LOS ANGELES (CBSLA) — Some Californians say they have growing concerns and worries about when their unemployment benefits will kick in.
The frustration comes as the state’s Employment Development Department has been dealing with an influx of requests, and the result of that has been Americans struggling financially during this pandemic.
Audrey Wolff, who works in the entertainment industry, lost her job in March and says she hasn’t received any unemployment benefits since then.
“I have called daily, about 1,104 times per day,” Wolff said. “There are thousands of people that applied the same time as me, middle of March, that still have received nothing, have gotten no contact from them, haven’t been able to get through on the phones.”
California lawmakers are hearing the concerns coming from all across the state, and they’re speaking out.
Sixty-one officials — Democrats and Republicans — wrote a letter to Gov. Gavin Newsom demanding action to clear the EDD’s backlog of over one million cases.
“As you know the caseload has built and we’ve been so many more weeks into it we really felt like now was the time to apply some additional pressure,” said 38th District Assemblywoman Christy Smith.
Some of the demands in the letter were to immediately approve all backlogged cases, prohibit call center workers to hang up on callers, start auto-call back system if lines are clogged, and move the EDD system — which Newsom has called outdated — to the cloud.
“We are the state of California where technology is thriving—we’re the birthplace—we have Silicon Valley and yet we can’t figure out our technology? I mean our technological infrastructure? That’s just…It’s unacceptable,” said State Sen. Ling Ling Chang.
The letter from lawmakers comes a week after the governor announced a strike team to reform the unemployment system.
“We need transparency. We need to see what they’re doing wrong. All we’re getting are just runaround answers,” Chang said.
Some lawmakers say the EDD backlog is causing issues that go far beyond political moves and that it’s affecting the livelihood of many Californians, and that it needs to be cleared up right away.
“We know what real peril these people are in—you can hear it in their voice. You know they are worried about paying rent and putting food on the table,” Smith said. “It’s time for us all to come together and speak on behalf of Californians and do the right thing.”

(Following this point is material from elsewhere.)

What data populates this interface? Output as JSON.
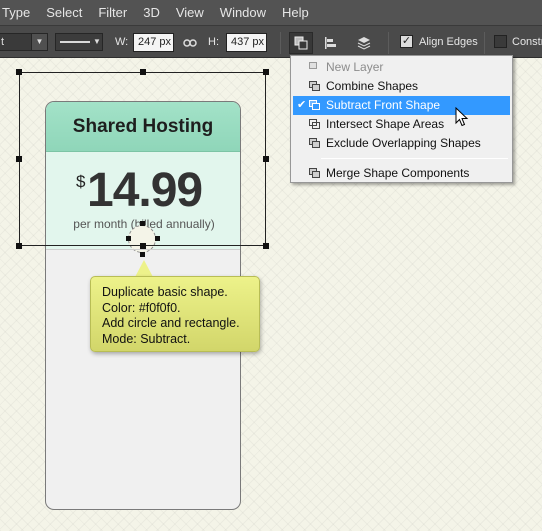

The governor’s office said it is fully committed to getting California workers their benefits and they pointed to the more than nine million claims that have already been processed and the $55.1 billion that has been paid out. They said they will continue to work with the legislature on the issue.